→ DATASET ENTRIES:
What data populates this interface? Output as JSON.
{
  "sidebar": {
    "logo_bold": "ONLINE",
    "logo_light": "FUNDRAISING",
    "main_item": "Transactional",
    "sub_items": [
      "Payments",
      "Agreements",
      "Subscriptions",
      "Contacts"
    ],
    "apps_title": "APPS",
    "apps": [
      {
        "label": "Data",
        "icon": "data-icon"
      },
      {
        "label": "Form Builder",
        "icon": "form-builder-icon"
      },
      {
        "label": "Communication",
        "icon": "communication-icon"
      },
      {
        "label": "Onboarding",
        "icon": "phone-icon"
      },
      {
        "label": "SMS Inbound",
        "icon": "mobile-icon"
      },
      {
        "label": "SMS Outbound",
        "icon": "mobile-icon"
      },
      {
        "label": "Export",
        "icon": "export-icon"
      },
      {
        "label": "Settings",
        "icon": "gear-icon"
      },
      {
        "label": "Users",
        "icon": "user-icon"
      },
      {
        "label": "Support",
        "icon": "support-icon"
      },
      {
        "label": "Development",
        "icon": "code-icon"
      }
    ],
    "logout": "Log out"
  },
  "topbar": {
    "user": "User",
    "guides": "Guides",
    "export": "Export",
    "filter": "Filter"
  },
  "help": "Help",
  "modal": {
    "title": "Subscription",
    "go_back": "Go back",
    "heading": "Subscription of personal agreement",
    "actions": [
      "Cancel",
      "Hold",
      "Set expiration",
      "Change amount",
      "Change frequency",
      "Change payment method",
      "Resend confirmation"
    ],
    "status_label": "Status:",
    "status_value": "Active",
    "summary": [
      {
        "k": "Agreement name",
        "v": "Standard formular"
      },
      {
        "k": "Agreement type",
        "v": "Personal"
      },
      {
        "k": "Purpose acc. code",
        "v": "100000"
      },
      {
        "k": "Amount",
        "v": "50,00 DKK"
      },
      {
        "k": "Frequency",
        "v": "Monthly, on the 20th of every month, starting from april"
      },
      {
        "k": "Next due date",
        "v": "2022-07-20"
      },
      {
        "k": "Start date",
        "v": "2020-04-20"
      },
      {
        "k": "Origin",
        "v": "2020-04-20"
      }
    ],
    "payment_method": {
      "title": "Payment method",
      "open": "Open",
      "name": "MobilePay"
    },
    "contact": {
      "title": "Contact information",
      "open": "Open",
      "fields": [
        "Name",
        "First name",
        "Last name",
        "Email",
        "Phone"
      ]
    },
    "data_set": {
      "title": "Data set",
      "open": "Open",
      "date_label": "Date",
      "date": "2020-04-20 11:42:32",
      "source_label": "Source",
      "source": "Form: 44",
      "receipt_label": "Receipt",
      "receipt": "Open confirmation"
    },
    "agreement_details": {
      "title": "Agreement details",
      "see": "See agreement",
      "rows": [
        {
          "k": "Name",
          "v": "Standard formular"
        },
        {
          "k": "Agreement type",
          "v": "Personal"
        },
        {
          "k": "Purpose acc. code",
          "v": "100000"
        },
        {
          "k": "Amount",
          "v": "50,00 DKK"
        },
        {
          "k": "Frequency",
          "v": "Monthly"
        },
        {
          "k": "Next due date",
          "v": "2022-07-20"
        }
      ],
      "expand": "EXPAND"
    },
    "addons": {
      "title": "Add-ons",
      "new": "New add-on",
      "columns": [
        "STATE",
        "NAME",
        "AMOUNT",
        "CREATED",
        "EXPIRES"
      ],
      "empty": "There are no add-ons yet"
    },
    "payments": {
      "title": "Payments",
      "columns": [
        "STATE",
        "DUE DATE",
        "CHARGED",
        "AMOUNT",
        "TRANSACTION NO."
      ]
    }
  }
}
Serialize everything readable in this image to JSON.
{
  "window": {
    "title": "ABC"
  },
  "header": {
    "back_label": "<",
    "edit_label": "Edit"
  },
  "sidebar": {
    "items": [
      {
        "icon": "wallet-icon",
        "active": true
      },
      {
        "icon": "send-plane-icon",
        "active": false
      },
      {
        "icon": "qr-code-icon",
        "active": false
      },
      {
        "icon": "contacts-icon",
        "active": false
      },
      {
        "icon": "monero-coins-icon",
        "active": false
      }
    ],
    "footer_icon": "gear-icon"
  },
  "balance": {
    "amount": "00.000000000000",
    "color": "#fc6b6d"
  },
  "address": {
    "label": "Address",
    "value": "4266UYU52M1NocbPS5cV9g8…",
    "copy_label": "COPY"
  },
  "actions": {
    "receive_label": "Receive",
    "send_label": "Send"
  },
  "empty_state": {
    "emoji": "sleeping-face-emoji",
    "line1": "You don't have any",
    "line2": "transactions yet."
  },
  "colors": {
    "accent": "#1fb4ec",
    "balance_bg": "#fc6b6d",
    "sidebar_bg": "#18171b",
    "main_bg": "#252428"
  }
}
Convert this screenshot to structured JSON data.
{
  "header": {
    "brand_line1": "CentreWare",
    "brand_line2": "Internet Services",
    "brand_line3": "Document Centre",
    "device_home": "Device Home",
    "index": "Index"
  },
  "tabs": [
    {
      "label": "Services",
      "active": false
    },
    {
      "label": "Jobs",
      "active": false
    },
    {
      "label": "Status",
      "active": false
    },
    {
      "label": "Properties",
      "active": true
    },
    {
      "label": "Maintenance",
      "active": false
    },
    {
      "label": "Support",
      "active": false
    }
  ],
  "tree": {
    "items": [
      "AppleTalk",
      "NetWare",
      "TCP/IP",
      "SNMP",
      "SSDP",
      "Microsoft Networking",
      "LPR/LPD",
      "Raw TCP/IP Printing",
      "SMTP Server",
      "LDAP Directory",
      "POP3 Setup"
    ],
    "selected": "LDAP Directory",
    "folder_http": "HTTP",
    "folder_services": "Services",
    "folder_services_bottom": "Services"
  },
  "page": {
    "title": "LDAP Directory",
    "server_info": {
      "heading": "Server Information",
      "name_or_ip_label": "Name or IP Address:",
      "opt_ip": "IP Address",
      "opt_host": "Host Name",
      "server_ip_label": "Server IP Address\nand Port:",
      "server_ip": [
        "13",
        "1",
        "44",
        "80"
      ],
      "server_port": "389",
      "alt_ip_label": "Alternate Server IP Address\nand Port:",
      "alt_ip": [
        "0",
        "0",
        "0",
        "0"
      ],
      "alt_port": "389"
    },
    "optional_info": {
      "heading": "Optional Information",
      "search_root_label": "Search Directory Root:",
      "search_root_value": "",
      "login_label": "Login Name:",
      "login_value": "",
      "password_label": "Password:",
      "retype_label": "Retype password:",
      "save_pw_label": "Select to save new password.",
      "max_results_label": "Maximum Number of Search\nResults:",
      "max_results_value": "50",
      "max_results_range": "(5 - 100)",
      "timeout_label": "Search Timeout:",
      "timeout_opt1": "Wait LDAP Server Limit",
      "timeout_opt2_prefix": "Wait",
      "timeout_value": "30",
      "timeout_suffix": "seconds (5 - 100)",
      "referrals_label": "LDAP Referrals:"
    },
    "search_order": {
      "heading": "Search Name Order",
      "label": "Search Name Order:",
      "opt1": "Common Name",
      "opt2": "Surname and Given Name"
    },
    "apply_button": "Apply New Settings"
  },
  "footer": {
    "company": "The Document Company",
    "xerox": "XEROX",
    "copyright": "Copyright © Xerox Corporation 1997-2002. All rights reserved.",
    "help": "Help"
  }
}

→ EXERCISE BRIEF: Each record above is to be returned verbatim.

→ YOUR SOLUTION:
What data populates this interface? Output as JSON.
{
  "sidebar": {
    "logo_bold": "ONLINE",
    "logo_light": "FUNDRAISING",
    "main_item": "Transactional",
    "sub_items": [
      "Payments",
      "Agreements",
      "Subscriptions",
      "Contacts"
    ],
    "apps_title": "APPS",
    "apps": [
      {
        "label": "Data",
        "icon": "data-icon"
      },
      {
        "label": "Form Builder",
        "icon": "form-builder-icon"
      },
      {
        "label": "Communication",
        "icon": "communication-icon"
      },
      {
        "label": "Onboarding",
        "icon": "phone-icon"
      },
      {
        "label": "SMS Inbound",
        "icon": "mobile-icon"
      },
      {
        "label": "SMS Outbound",
        "icon": "mobile-icon"
      },
      {
        "label": "Export",
        "icon": "export-icon"
      },
      {
        "label": "Settings",
        "icon": "gear-icon"
      },
      {
        "label": "Users",
        "icon": "user-icon"
      },
      {
        "label": "Support",
        "icon": "support-icon"
      },
      {
        "label": "Development",
        "icon": "code-icon"
      }
    ],
    "logout": "Log out"
  },
  "topbar": {
    "user": "User",
    "guides": "Guides",
    "export": "Export",
    "filter": "Filter"
  },
  "help": "Help",
  "modal": {
    "title": "Subscription",
    "go_back": "Go back",
    "heading": "Subscription of personal agreement",
    "actions": [
      "Cancel",
      "Hold",
      "Set expiration",
      "Change amount",
      "Change frequency",
      "Change payment method",
      "Resend confirmation"
    ],
    "status_label": "Status:",
    "status_value": "Active",
    "summary": [
      {
        "k": "Agreement name",
        "v": "Standard formular"
      },
      {
        "k": "Agreement type",
        "v": "Personal"
      },
      {
        "k": "Purpose acc. code",
        "v": "100000"
      },
      {
        "k": "Amount",
        "v": "50,00 DKK"
      },
      {
        "k": "Frequency",
        "v": "Monthly, on the 20th of every month, starting from april"
      },
      {
        "k": "Next due date",
        "v": "2022-07-20"
      },
      {
        "k": "Start date",
        "v": "2020-04-20"
      },
      {
        "k": "Origin",
        "v": "2020-04-20"
      }
    ],
    "payment_method": {
      "title": "Payment method",
      "open": "Open",
      "name": "MobilePay"
    },
    "contact": {
      "title": "Contact information",
      "open": "Open",
      "fields": [
        "Name",
        "First name",
        "Last name",
        "Email",
        "Phone"
      ]
    },
    "data_set": {
      "title": "Data set",
      "open": "Open",
      "date_label": "Date",
      "date": "2020-04-20 11:42:32",
      "source_label": "Source",
      "source": "Form: 44",
      "receipt_label": "Receipt",
      "receipt": "Open confirmation"
    },
    "agreement_details": {
      "title": "Agreement details",
      "see": "See agreement",
      "rows": [
        {
          "k": "Name",
          "v": "Standard formular"
        },
        {
          "k": "Agreement type",
          "v": "Personal"
        },
        {
          "k": "Purpose acc. code",
          "v": "100000"
        },
        {
          "k": "Amount",
          "v": "50,00 DKK"
        },
        {
          "k": "Frequency",
          "v": "Monthly"
        },
        {
          "k": "Next due date",
          "v": "2022-07-20"
        }
      ],
      "expand": "EXPAND"
    },
    "addons": {
      "title": "Add-ons",
      "new": "New add-on",
      "columns": [
        "STATE",
        "NAME",
        "AMOUNT",
        "CREATED",
        "EXPIRES"
      ],
      "empty": "There are no add-ons yet"
    },
    "payments": {
      "title": "Payments",
      "columns": [
        "STATE",
        "DUE DATE",
        "CHARGED",
        "AMOUNT",
        "TRANSACTION NO."
      ]
    }
  }
}
Serialize everything readable in this image to JSON.
{
  "window": {
    "title": "ABC"
  },
  "header": {
    "back_label": "<",
    "edit_label": "Edit"
  },
  "sidebar": {
    "items": [
      {
        "icon": "wallet-icon",
        "active": true
      },
      {
        "icon": "send-plane-icon",
        "active": false
      },
      {
        "icon": "qr-code-icon",
        "active": false
      },
      {
        "icon": "contacts-icon",
        "active": false
      },
      {
        "icon": "monero-coins-icon",
        "active": false
      }
    ],
    "footer_icon": "gear-icon"
  },
  "balance": {
    "amount": "00.000000000000",
    "color": "#fc6b6d"
  },
  "address": {
    "label": "Address",
    "value": "4266UYU52M1NocbPS5cV9g8…",
    "copy_label": "COPY"
  },
  "actions": {
    "receive_label": "Receive",
    "send_label": "Send"
  },
  "empty_state": {
    "emoji": "sleeping-face-emoji",
    "line1": "You don't have any",
    "line2": "transactions yet."
  },
  "colors": {
    "accent": "#1fb4ec",
    "balance_bg": "#fc6b6d",
    "sidebar_bg": "#18171b",
    "main_bg": "#252428"
  }
}
Convert this screenshot to structured JSON data.
{
  "header": {
    "brand_line1": "CentreWare",
    "brand_line2": "Internet Services",
    "brand_line3": "Document Centre",
    "device_home": "Device Home",
    "index": "Index"
  },
  "tabs": [
    {
      "label": "Services",
      "active": false
    },
    {
      "label": "Jobs",
      "active": false
    },
    {
      "label": "Status",
      "active": false
    },
    {
      "label": "Properties",
      "active": true
    },
    {
      "label": "Maintenance",
      "active": false
    },
    {
      "label": "Support",
      "active": false
    }
  ],
  "tree": {
    "items": [
      "AppleTalk",
      "NetWare",
      "TCP/IP",
      "SNMP",
      "SSDP",
      "Microsoft Networking",
      "LPR/LPD",
      "Raw TCP/IP Printing",
      "SMTP Server",
      "LDAP Directory",
      "POP3 Setup"
    ],
    "selected": "LDAP Directory",
    "folder_http": "HTTP",
    "folder_services": "Services",
    "folder_services_bottom": "Services"
  },
  "page": {
    "title": "LDAP Directory",
    "server_info": {
      "heading": "Server Information",
      "name_or_ip_label": "Name or IP Address:",
      "opt_ip": "IP Address",
      "opt_host": "Host Name",
      "server_ip_label": "Server IP Address\nand Port:",
      "server_ip": [
        "13",
        "1",
        "44",
        "80"
      ],
      "server_port": "389",
      "alt_ip_label": "Alternate Server IP Address\nand Port:",
      "alt_ip": [
        "0",
        "0",
        "0",
        "0"
      ],
      "alt_port": "389"
    },
    "optional_info": {
      "heading": "Optional Information",
      "search_root_label": "Search Directory Root:",
      "search_root_value": "",
      "login_label": "Login Name:",
      "login_value": "",
      "password_label": "Password:",
      "retype_label": "Retype password:",
      "save_pw_label": "Select to save new password.",
      "max_results_label": "Maximum Number of Search\nResults:",
      "max_results_value": "50",
      "max_results_range": "(5 - 100)",
      "timeout_label": "Search Timeout:",
      "timeout_opt1": "Wait LDAP Server Limit",
      "timeout_opt2_prefix": "Wait",
      "timeout_value": "30",
      "timeout_suffix": "seconds (5 - 100)",
      "referrals_label": "LDAP Referrals:"
    },
    "search_order": {
      "heading": "Search Name Order",
      "label": "Search Name Order:",
      "opt1": "Common Name",
      "opt2": "Surname and Given Name"
    },
    "apply_button": "Apply New Settings"
  },
  "footer": {
    "company": "The Document Company",
    "xerox": "XEROX",
    "copyright": "Copyright © Xerox Corporation 1997-2002. All rights reserved.",
    "help": "Help"
  }
}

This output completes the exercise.